On the other hand, not having video and sometimes having the audio muffled or cut out was frustrating. The chronology of Agent Tammy Lee’s 29-page CBI Report and the audio aren’t an absolute match, which is interesting. It shows while the law enforcement trio went to the prison with specific questions, they didn’t necessarily ask all of them in a specific order, nor did they get their answers in a prescribed order either. This makes for a chaotic narrative, and it was my job to unravel it and rearrange it.

Transcribing audio is hard work, but worth it, as I think readers have discovered.

Fullscreen capture 20190418 133749

A Critical Reviewer Has A Change of Heart
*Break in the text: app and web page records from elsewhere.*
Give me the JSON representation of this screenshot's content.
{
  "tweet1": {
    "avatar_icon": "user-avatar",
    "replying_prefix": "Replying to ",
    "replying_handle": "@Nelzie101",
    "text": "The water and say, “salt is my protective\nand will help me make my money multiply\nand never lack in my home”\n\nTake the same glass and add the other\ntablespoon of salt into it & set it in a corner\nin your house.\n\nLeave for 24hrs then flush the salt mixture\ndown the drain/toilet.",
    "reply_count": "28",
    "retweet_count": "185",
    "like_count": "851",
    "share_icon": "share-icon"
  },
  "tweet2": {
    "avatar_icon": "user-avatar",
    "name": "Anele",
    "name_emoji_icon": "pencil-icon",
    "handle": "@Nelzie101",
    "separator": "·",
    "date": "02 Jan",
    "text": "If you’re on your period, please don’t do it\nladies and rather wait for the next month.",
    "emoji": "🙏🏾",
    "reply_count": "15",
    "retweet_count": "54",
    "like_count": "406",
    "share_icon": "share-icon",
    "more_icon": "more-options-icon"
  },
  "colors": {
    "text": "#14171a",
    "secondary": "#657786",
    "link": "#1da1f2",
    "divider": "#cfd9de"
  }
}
After leaving not one but two scathing one star reviews, one reader’s outlook shifts markedly in book 5, DRILLING THROUGH DISCOVERY.

Fullscreen capture 20190330 060326

The reviewer makes a good point that one book isn’t the final analysis on Chris Watts. The books need to be seen as a continuum. Each narrative exposes another facet of the case, and each narrative reflects the knowledge-base known at the time it was written.

In ANNIHILATION I’ll be dealing with Watts “Second Confession” and addressing how the information in that final interview changes things, and why and where it doesn’t. I’ll also be providing a final analysis for where, how and why the crimes took place [based on all the information we now have] and what the murder weapons were. ANNIHILATION will also be explicit about the exact time of death of the three victims.

Something else worth noting – although this series of books is designed not to be read at a snail’s pace,  racing through the content and skipping links means you miss most of the really good stuff. Many subtle, intricate, carefully laid out and meticulously reasoned arguments are missed when the reader starts detaching from the narrative and scrolling on. Don’t do that.

Give the narrative time and opportunity to present its case. Explore some of the reinforcing material if you’re curious or unconvinced. Be curious! Believe me, all the building blocks and explanations are in place, just give yourself the space to absorb them and then decide for yourself how much they resonate.

Buy the 6-part TWO FACE series here for $40.

BOOK 7 COMING [RELATIVELY] SOON…

annihilation